• _Task details_
State how many lines in the following entries contain the word "JSON". No other output.

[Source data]
################
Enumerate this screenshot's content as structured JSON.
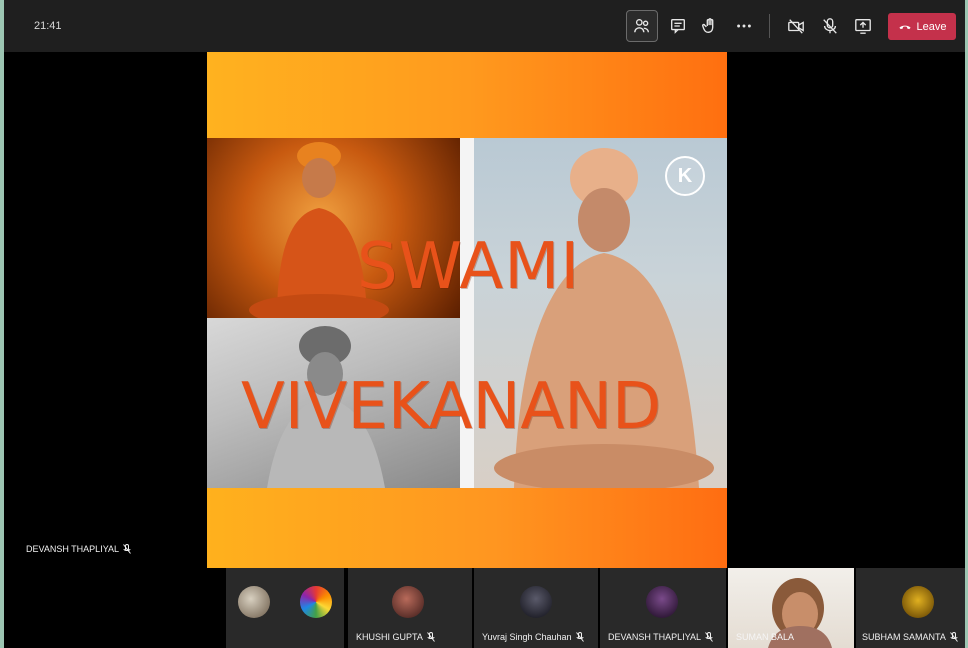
{
  "header": {
    "time": "21:41",
    "leave_label": "Leave"
  },
  "toolbar_icons": [
    "participants-icon",
    "chat-icon",
    "raise-hand-icon",
    "more-options-icon",
    "camera-off-icon",
    "mic-off-icon",
    "share-screen-icon"
  ],
  "slide": {
    "title_line1": "SWAMI",
    "title_line2": "VIVEKANAND",
    "watermark_letter": "K"
  },
  "main_speaker": {
    "name": "DEVANSH THAPLIYAL"
  },
  "participants": [
    {
      "name": "",
      "avatar": "photo"
    },
    {
      "name": "",
      "avatar": "rainbow"
    },
    {
      "name": "KHUSHI GUPTA",
      "avatar": "photo"
    },
    {
      "name": "Yuvraj Singh Chauhan",
      "avatar": "photo"
    },
    {
      "name": "DEVANSH THAPLIYAL",
      "avatar": "photo"
    },
    {
      "name": "SUMAN BALA",
      "avatar": "video"
    },
    {
      "name": "SUBHAM SAMANTA",
      "avatar": "badge"
    }
  ],
  "colors": {
    "leave_button": "#c4314b",
    "title_text": "#e8521a",
    "slide_accent": "#ff8c1a"
  }
}
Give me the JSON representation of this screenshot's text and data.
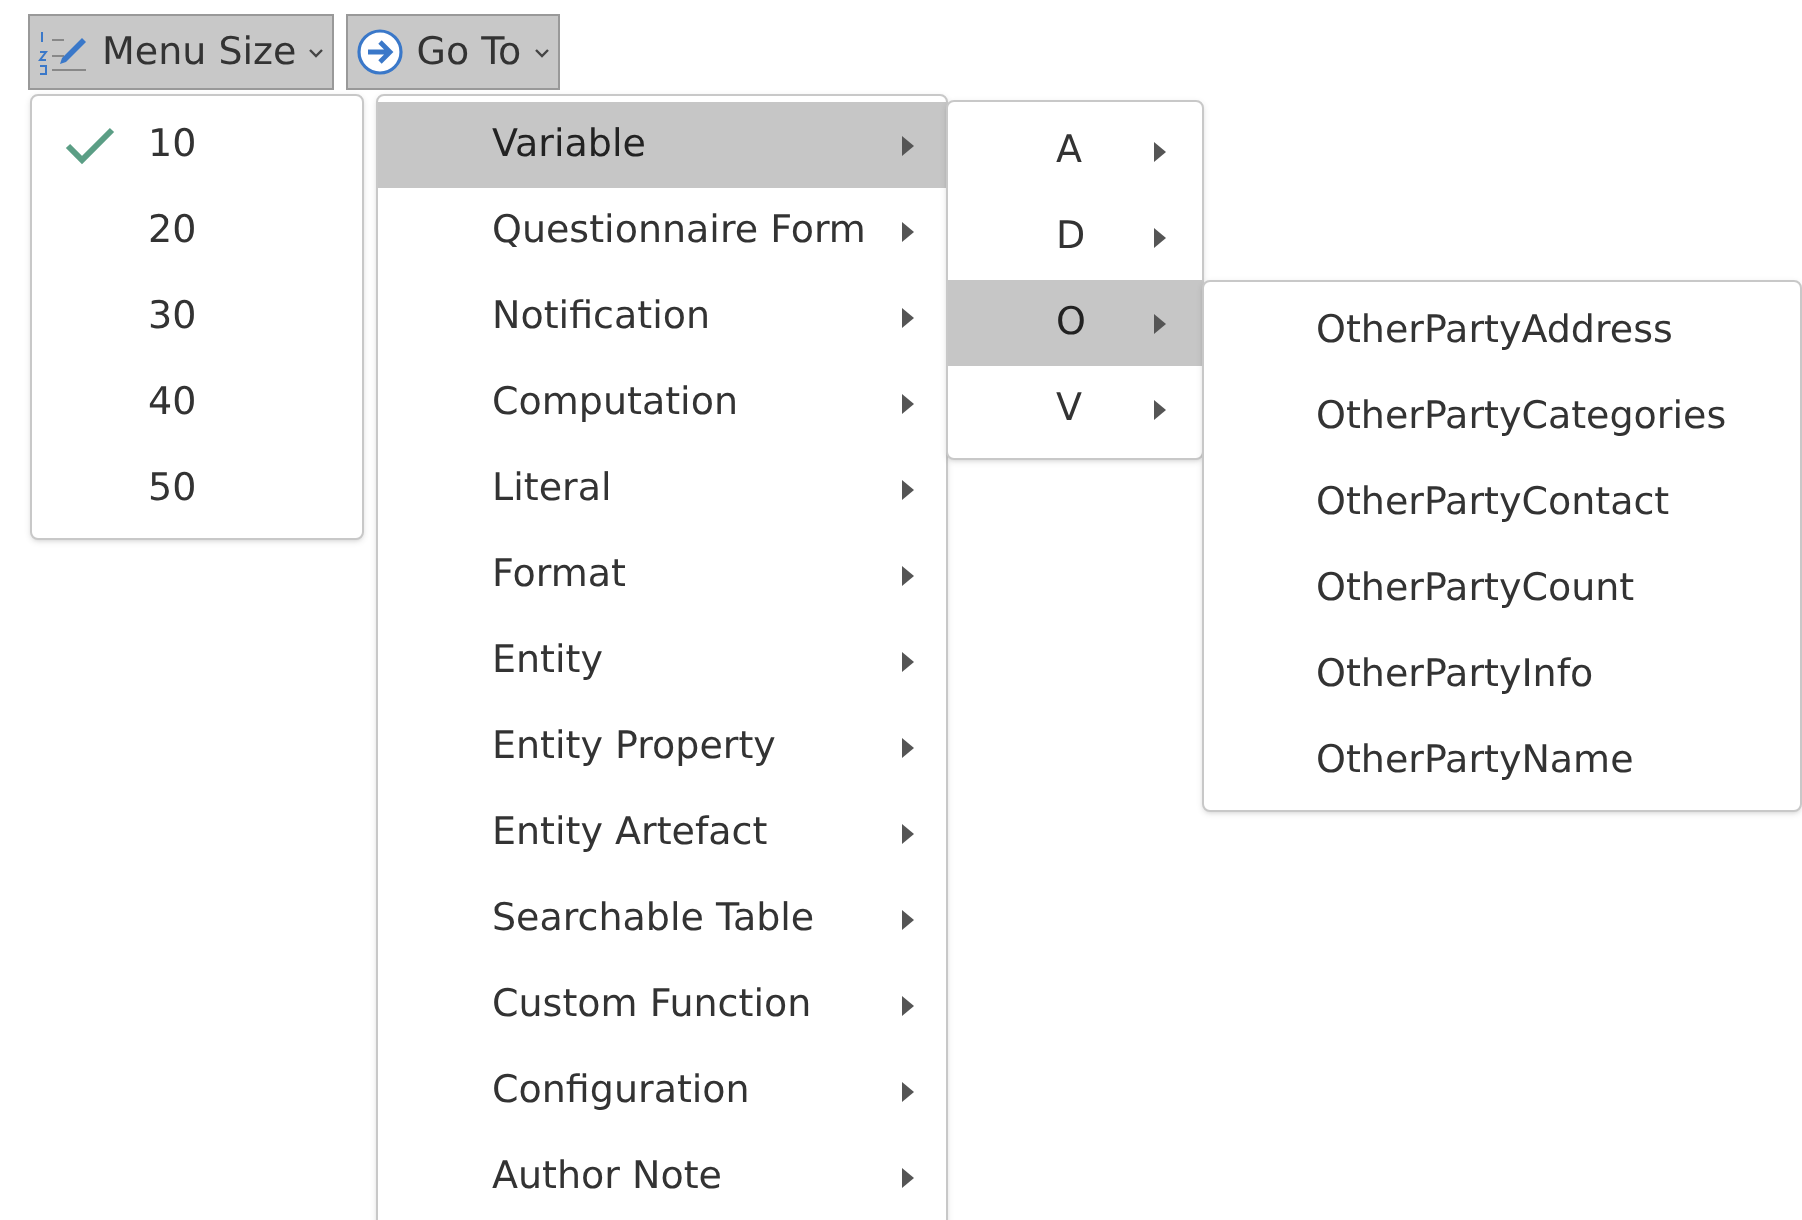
{
  "toolbar": [
    {
      "label": "Menu Size",
      "kind": "list",
      "expanded": true
    },
    {
      "label": "Go To",
      "kind": "arrow",
      "expanded": true
    }
  ],
  "menu_size": [
    {
      "label": "10",
      "checked": true
    },
    {
      "label": "20",
      "checked": false
    },
    {
      "label": "30",
      "checked": false
    },
    {
      "label": "40",
      "checked": false
    },
    {
      "label": "50",
      "checked": false
    }
  ],
  "go_to": [
    {
      "label": "Variable",
      "selected": true
    },
    {
      "label": "Questionnaire Form",
      "selected": false
    },
    {
      "label": "Notification",
      "selected": false
    },
    {
      "label": "Computation",
      "selected": false
    },
    {
      "label": "Literal",
      "selected": false
    },
    {
      "label": "Format",
      "selected": false
    },
    {
      "label": "Entity",
      "selected": false
    },
    {
      "label": "Entity Property",
      "selected": false
    },
    {
      "label": "Entity Artefact",
      "selected": false
    },
    {
      "label": "Searchable Table",
      "selected": false
    },
    {
      "label": "Custom Function",
      "selected": false
    },
    {
      "label": "Configuration",
      "selected": false
    },
    {
      "label": "Author Note",
      "selected": false
    }
  ],
  "letters": [
    {
      "label": "A",
      "selected": false
    },
    {
      "label": "D",
      "selected": false
    },
    {
      "label": "O",
      "selected": true
    },
    {
      "label": "V",
      "selected": false
    }
  ],
  "variables": [
    {
      "label": "OtherPartyAddress",
      "selected": false
    },
    {
      "label": "OtherPartyCategories",
      "selected": false
    },
    {
      "label": "OtherPartyContact",
      "selected": false
    },
    {
      "label": "OtherPartyCount",
      "selected": false
    },
    {
      "label": "OtherPartyInfo",
      "selected": false
    },
    {
      "label": "OtherPartyName",
      "selected": false
    }
  ]
}
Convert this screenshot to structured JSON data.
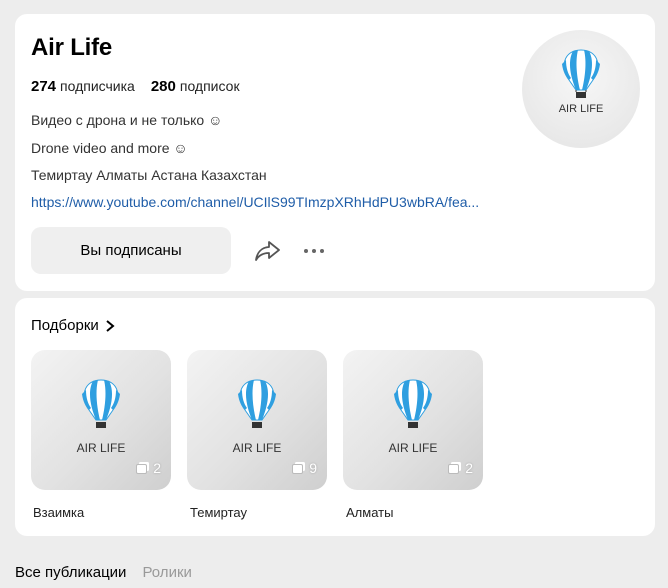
{
  "profile": {
    "name": "Air Life",
    "subscribers_count": "274",
    "subscribers_label": "подписчика",
    "subscriptions_count": "280",
    "subscriptions_label": "подписок",
    "description": [
      "Видео с дрона и не только ☺",
      "Drone video and more ☺",
      "Темиртау Алматы Астана Казахстан"
    ],
    "link": "https://www.youtube.com/channel/UCIlS99TImzpXRhHdPU3wbRA/fea...",
    "subscribed_label": "Вы подписаны",
    "logo_text": "AIR LIFE"
  },
  "collections": {
    "title": "Подборки",
    "items": [
      {
        "label": "Взаимка",
        "count": "2",
        "logo_text": "AIR LIFE"
      },
      {
        "label": "Темиртау",
        "count": "9",
        "logo_text": "AIR LIFE"
      },
      {
        "label": "Алматы",
        "count": "2",
        "logo_text": "AIR LIFE"
      }
    ]
  },
  "tabs": {
    "all_posts": "Все публикации",
    "videos": "Ролики"
  },
  "colors": {
    "balloon_blue": "#2f9fe0",
    "link_blue": "#1f5da8",
    "background": "#ededed"
  }
}
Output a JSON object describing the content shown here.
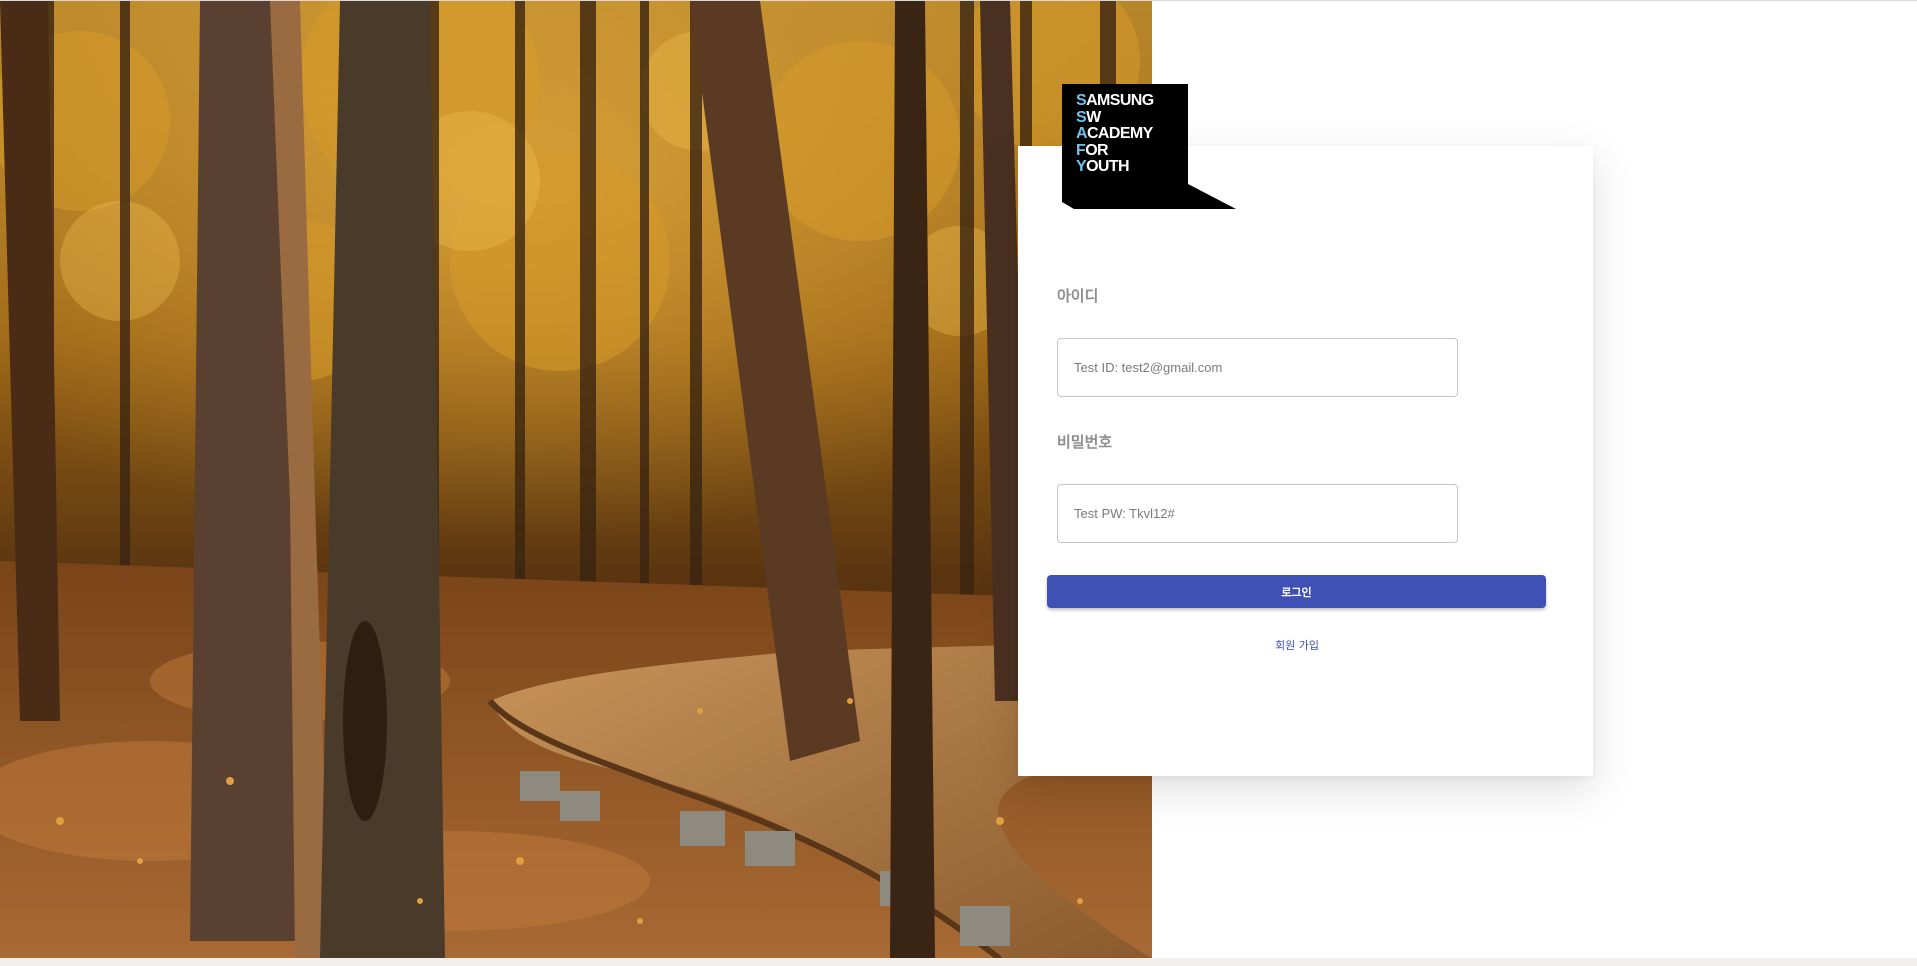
{
  "logo": {
    "lines": [
      {
        "first": "S",
        "rest": "AMSUNG"
      },
      {
        "first": "S",
        "rest": "W"
      },
      {
        "first": "A",
        "rest": "CADEMY"
      },
      {
        "first": "F",
        "rest": "OR"
      },
      {
        "first": "Y",
        "rest": "OUTH"
      }
    ],
    "accent_color": "#6cc4ee"
  },
  "login_form": {
    "id_label": "아이디",
    "id_placeholder": "Test ID: test2@gmail.com",
    "password_label": "비밀번호",
    "password_placeholder": "Test PW: Tkvl12#",
    "login_button_label": "로그인",
    "signup_link_label": "회원 가입"
  },
  "colors": {
    "primary": "#3f51b5",
    "label": "#8d8d8d"
  }
}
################
• _Written solution_
4